I see this tea elicits very…strong…reactions, which I guess is unsurprising as it is such a strong-tasting tea. I have to agree with other reviewers that calling this a “tea” may be slightly misleading. I’ve almost made it through a whole box of this and I can’t say I’ve ever found it tasted like tea, the sheer strength of the orange flavours vastly overwhelm any tea-notes that may be present.
I personally really like this tea, but then I bludgeon my palate regularly with super-spicy, super-salty, super-everything food and so I often find the subtler notes of many teas are simply not perceptible to my taste buds. I can definitely taste the orange here, it’s a kick-to-the-tongue sort of flavour that almost makes me think more of a commercial ice tea or weak juice then a tea. I find it quite natural tasting, though maybe a bit more of a tart-sour mouth-puckering orange-peel flavour then a sweet orange-flesh one. I just looked at the ingredients and realized there’s a lot more then orange in here, and this is a surprise, because according to my tongue there’s just…a lot of orange. Sorry licorice, I’m just not finding you.
I find this is a good morning tea when I need something bracingly citrus-y and don’t want to worry about the effects of caffeine. I also like that it’s impossible to mess up (assuming you don’t think the actual taste of the tea is a mistake!). I stick a bag in my travel mug, dump boiling water over it, and can leave the bag in the entire time I drink it without worrying about bitterness. A hit of honey tends to smooth and round out the taste nicely.All in all one of the most distinctive teas I’ve tried, and a tasty one. If you’re big into orange, give this tea a try at a Starbucks or sample pack, the orange-demon-tea just might be your thing!
Backlogging from earlier this weekend…
So a road trip isn’t a road trip (at least in Canada) without Timmy’s. But what to do when your tummy is a little unsettled and you don’t feel up for crazy-caffeinated coffee or even their usually decent bagged chai tea? Pepermint tea!

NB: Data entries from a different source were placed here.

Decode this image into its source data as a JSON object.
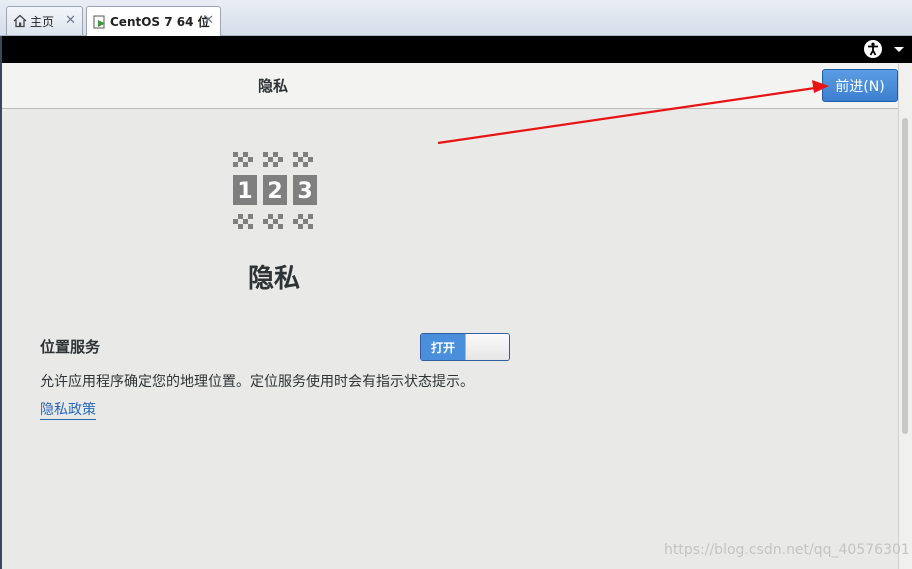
{
  "tabs": [
    {
      "label": "主页",
      "icon": "home-icon"
    },
    {
      "label": "CentOS 7 64 位",
      "icon": "vm-icon"
    }
  ],
  "header": {
    "title": "隐私",
    "next_label": "前进(N)"
  },
  "main": {
    "logo_icon": "privacy-123-icon",
    "logo_digits": [
      "1",
      "2",
      "3"
    ],
    "title": "隐私",
    "location_label": "位置服务",
    "toggle_state": "打开",
    "description": "允许应用程序确定您的地理位置。定位服务使用时会有指示状态提示。",
    "policy_link": "隐私政策"
  },
  "watermark": "https://blog.csdn.net/qq_40576301",
  "colors": {
    "accent": "#4a8fdb",
    "annotation_arrow": "#e81414"
  }
}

Now I have to say, this was an experiment for me. I’ve had a couple bad experiences with peppermint tea in the past causing tummy-upset but I know that it’s actually supposed to be good for your stomach so I decided to give it another go.

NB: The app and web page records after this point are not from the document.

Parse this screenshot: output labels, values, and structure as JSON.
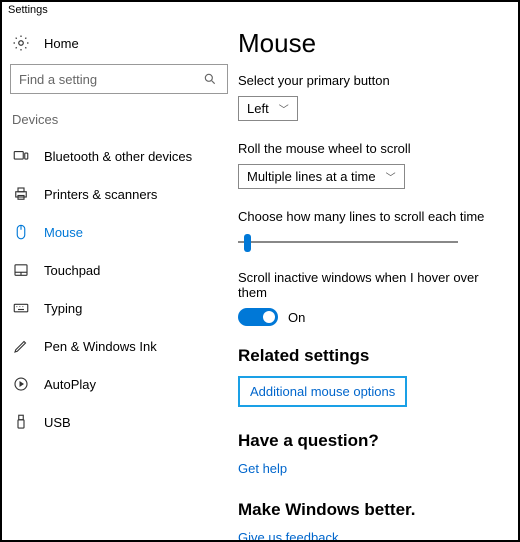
{
  "window": {
    "title": "Settings"
  },
  "sidebar": {
    "home_label": "Home",
    "search_placeholder": "Find a setting",
    "category": "Devices",
    "items": [
      {
        "label": "Bluetooth & other devices"
      },
      {
        "label": "Printers & scanners"
      },
      {
        "label": "Mouse"
      },
      {
        "label": "Touchpad"
      },
      {
        "label": "Typing"
      },
      {
        "label": "Pen & Windows Ink"
      },
      {
        "label": "AutoPlay"
      },
      {
        "label": "USB"
      }
    ]
  },
  "main": {
    "title": "Mouse",
    "primary_button": {
      "label": "Select your primary button",
      "value": "Left"
    },
    "wheel_scroll": {
      "label": "Roll the mouse wheel to scroll",
      "value": "Multiple lines at a time"
    },
    "lines_label": "Choose how many lines to scroll each time",
    "inactive_scroll": {
      "label": "Scroll inactive windows when I hover over them",
      "state": "On"
    },
    "related": {
      "heading": "Related settings",
      "link": "Additional mouse options"
    },
    "question": {
      "heading": "Have a question?",
      "link": "Get help"
    },
    "feedback": {
      "heading": "Make Windows better.",
      "link": "Give us feedback"
    }
  }
}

This is the second time recently that I’ve given a “don’t like it” tea another try, and as with Earl Gray I think I’m going to have to take peppermint tea off the banned list. This cup was tasty, soothing, and being trapped in a car for hours I liked that I didn’t have to worry about over-steeping it or caffeine content. I got a little bit of cream added to mine and I think the peppermint flavour (which I found just a little bit weak) may have come out stronger had I gone without. I liked the peppermint notes in this tea more then previous peppermints though as it seemed sweeter and rounder (more like a peppermint candy) rather then a very sharp, “natural” peppermint flavour.